Goal of the exercise: Each line of the material below needs to be returned exactly as written.

Supplied records:

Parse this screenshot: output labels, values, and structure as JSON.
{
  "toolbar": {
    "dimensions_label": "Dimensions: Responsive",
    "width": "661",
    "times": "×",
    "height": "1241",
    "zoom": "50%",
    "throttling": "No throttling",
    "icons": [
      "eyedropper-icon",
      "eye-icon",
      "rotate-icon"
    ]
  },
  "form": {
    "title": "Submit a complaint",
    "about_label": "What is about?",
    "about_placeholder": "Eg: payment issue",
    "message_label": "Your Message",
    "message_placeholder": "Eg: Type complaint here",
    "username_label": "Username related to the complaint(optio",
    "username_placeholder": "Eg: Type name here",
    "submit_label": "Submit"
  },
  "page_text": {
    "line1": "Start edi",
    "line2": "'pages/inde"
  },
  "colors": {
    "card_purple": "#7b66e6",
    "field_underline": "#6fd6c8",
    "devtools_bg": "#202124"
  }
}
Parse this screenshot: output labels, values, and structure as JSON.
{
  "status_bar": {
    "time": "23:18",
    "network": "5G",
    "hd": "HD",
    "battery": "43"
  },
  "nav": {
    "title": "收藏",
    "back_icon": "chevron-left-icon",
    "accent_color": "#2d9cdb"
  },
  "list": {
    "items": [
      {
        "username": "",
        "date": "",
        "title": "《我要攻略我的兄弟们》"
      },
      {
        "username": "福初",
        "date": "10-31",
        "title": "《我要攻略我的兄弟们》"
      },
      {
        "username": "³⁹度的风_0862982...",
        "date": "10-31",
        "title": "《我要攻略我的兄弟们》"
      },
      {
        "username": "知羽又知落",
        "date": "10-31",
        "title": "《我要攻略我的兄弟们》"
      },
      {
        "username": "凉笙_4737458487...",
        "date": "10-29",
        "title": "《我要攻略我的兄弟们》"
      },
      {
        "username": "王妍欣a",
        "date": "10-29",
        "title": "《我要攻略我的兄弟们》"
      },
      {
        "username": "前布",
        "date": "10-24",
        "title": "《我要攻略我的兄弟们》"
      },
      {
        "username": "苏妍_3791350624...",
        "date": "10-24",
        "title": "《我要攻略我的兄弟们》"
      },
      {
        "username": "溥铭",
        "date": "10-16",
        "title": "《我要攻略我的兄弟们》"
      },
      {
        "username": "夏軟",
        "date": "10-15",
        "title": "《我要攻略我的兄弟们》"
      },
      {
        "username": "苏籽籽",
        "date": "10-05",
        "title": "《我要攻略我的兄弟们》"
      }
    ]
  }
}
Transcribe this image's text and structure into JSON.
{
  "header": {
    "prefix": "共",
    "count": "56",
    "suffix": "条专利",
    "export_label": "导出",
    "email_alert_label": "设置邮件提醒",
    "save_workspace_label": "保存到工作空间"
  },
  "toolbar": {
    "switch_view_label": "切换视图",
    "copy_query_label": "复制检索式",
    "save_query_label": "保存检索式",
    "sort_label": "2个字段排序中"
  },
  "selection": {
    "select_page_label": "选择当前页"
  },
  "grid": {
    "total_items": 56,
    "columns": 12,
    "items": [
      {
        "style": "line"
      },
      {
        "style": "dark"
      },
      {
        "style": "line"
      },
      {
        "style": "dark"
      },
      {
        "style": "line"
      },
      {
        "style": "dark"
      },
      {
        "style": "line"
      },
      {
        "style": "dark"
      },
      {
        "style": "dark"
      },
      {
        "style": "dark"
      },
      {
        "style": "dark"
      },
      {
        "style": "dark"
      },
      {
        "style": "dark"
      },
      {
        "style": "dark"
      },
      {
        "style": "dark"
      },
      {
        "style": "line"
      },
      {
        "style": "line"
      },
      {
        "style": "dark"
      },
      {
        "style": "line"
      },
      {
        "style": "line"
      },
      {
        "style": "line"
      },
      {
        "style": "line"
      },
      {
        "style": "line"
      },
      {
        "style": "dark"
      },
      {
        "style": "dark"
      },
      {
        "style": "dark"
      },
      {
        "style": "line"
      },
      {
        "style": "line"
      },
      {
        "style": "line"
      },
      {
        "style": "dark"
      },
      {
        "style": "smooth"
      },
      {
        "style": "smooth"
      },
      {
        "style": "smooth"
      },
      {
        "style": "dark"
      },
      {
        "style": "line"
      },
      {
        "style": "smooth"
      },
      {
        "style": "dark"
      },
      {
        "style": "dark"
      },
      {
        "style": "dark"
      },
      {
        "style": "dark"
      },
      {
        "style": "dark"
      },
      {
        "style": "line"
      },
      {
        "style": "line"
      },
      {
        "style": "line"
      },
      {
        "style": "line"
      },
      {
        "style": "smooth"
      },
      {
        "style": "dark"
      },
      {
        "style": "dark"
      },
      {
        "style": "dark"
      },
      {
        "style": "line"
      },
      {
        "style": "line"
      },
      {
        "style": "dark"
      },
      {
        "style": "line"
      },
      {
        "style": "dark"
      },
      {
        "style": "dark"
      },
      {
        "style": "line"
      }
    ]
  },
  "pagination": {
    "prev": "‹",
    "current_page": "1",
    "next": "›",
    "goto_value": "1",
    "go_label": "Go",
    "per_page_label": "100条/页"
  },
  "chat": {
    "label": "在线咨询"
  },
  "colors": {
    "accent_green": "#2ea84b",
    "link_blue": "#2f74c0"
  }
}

Answer for this exercise:
Parse this screenshot: output labels, values, and structure as JSON.
{
  "toolbar": {
    "dimensions_label": "Dimensions: Responsive",
    "width": "661",
    "times": "×",
    "height": "1241",
    "zoom": "50%",
    "throttling": "No throttling",
    "icons": [
      "eyedropper-icon",
      "eye-icon",
      "rotate-icon"
    ]
  },
  "form": {
    "title": "Submit a complaint",
    "about_label": "What is about?",
    "about_placeholder": "Eg: payment issue",
    "message_label": "Your Message",
    "message_placeholder": "Eg: Type complaint here",
    "username_label": "Username related to the complaint(optio",
    "username_placeholder": "Eg: Type name here",
    "submit_label": "Submit"
  },
  "page_text": {
    "line1": "Start edi",
    "line2": "'pages/inde"
  },
  "colors": {
    "card_purple": "#7b66e6",
    "field_underline": "#6fd6c8",
    "devtools_bg": "#202124"
  }
}
Parse this screenshot: output labels, values, and structure as JSON.
{
  "status_bar": {
    "time": "23:18",
    "network": "5G",
    "hd": "HD",
    "battery": "43"
  },
  "nav": {
    "title": "收藏",
    "back_icon": "chevron-left-icon",
    "accent_color": "#2d9cdb"
  },
  "list": {
    "items": [
      {
        "username": "",
        "date": "",
        "title": "《我要攻略我的兄弟们》"
      },
      {
        "username": "福初",
        "date": "10-31",
        "title": "《我要攻略我的兄弟们》"
      },
      {
        "username": "³⁹度的风_0862982...",
        "date": "10-31",
        "title": "《我要攻略我的兄弟们》"
      },
      {
        "username": "知羽又知落",
        "date": "10-31",
        "title": "《我要攻略我的兄弟们》"
      },
      {
        "username": "凉笙_4737458487...",
        "date": "10-29",
        "title": "《我要攻略我的兄弟们》"
      },
      {
        "username": "王妍欣a",
        "date": "10-29",
        "title": "《我要攻略我的兄弟们》"
      },
      {
        "username": "前布",
        "date": "10-24",
        "title": "《我要攻略我的兄弟们》"
      },
      {
        "username": "苏妍_3791350624...",
        "date": "10-24",
        "title": "《我要攻略我的兄弟们》"
      },
      {
        "username": "溥铭",
        "date": "10-16",
        "title": "《我要攻略我的兄弟们》"
      },
      {
        "username": "夏軟",
        "date": "10-15",
        "title": "《我要攻略我的兄弟们》"
      },
      {
        "username": "苏籽籽",
        "date": "10-05",
        "title": "《我要攻略我的兄弟们》"
      }
    ]
  }
}
Transcribe this image's text and structure into JSON.
{
  "header": {
    "prefix": "共",
    "count": "56",
    "suffix": "条专利",
    "export_label": "导出",
    "email_alert_label": "设置邮件提醒",
    "save_workspace_label": "保存到工作空间"
  },
  "toolbar": {
    "switch_view_label": "切换视图",
    "copy_query_label": "复制检索式",
    "save_query_label": "保存检索式",
    "sort_label": "2个字段排序中"
  },
  "selection": {
    "select_page_label": "选择当前页"
  },
  "grid": {
    "total_items": 56,
    "columns": 12,
    "items": [
      {
        "style": "line"
      },
      {
        "style": "dark"
      },
      {
        "style": "line"
      },
      {
        "style": "dark"
      },
      {
        "style": "line"
      },
      {
        "style": "dark"
      },
      {
        "style": "line"
      },
      {
        "style": "dark"
      },
      {
        "style": "dark"
      },
      {
        "style": "dark"
      },
      {
        "style": "dark"
      },
      {
        "style": "dark"
      },
      {
        "style": "dark"
      },
      {
        "style": "dark"
      },
      {
        "style": "dark"
      },
      {
        "style": "line"
      },
      {
        "style": "line"
      },
      {
        "style": "dark"
      },
      {
        "style": "line"
      },
      {
        "style": "line"
      },
      {
        "style": "line"
      },
      {
        "style": "line"
      },
      {
        "style": "line"
      },
      {
        "style": "dark"
      },
      {
        "style": "dark"
      },
      {
        "style": "dark"
      },
      {
        "style": "line"
      },
      {
        "style": "line"
      },
      {
        "style": "line"
      },
      {
        "style": "dark"
      },
      {
        "style": "smooth"
      },
      {
        "style": "smooth"
      },
      {
        "style": "smooth"
      },
      {
        "style": "dark"
      },
      {
        "style": "line"
      },
      {
        "style": "smooth"
      },
      {
        "style": "dark"
      },
      {
        "style": "dark"
      },
      {
        "style": "dark"
      },
      {
        "style": "dark"
      },
      {
        "style": "dark"
      },
      {
        "style": "line"
      },
      {
        "style": "line"
      },
      {
        "style": "line"
      },
      {
        "style": "line"
      },
      {
        "style": "smooth"
      },
      {
        "style": "dark"
      },
      {
        "style": "dark"
      },
      {
        "style": "dark"
      },
      {
        "style": "line"
      },
      {
        "style": "line"
      },
      {
        "style": "dark"
      },
      {
        "style": "line"
      },
      {
        "style": "dark"
      },
      {
        "style": "dark"
      },
      {
        "style": "line"
      }
    ]
  },
  "pagination": {
    "prev": "‹",
    "current_page": "1",
    "next": "›",
    "goto_value": "1",
    "go_label": "Go",
    "per_page_label": "100条/页"
  },
  "chat": {
    "label": "在线咨询"
  },
  "colors": {
    "accent_green": "#2ea84b",
    "link_blue": "#2f74c0"
  }
}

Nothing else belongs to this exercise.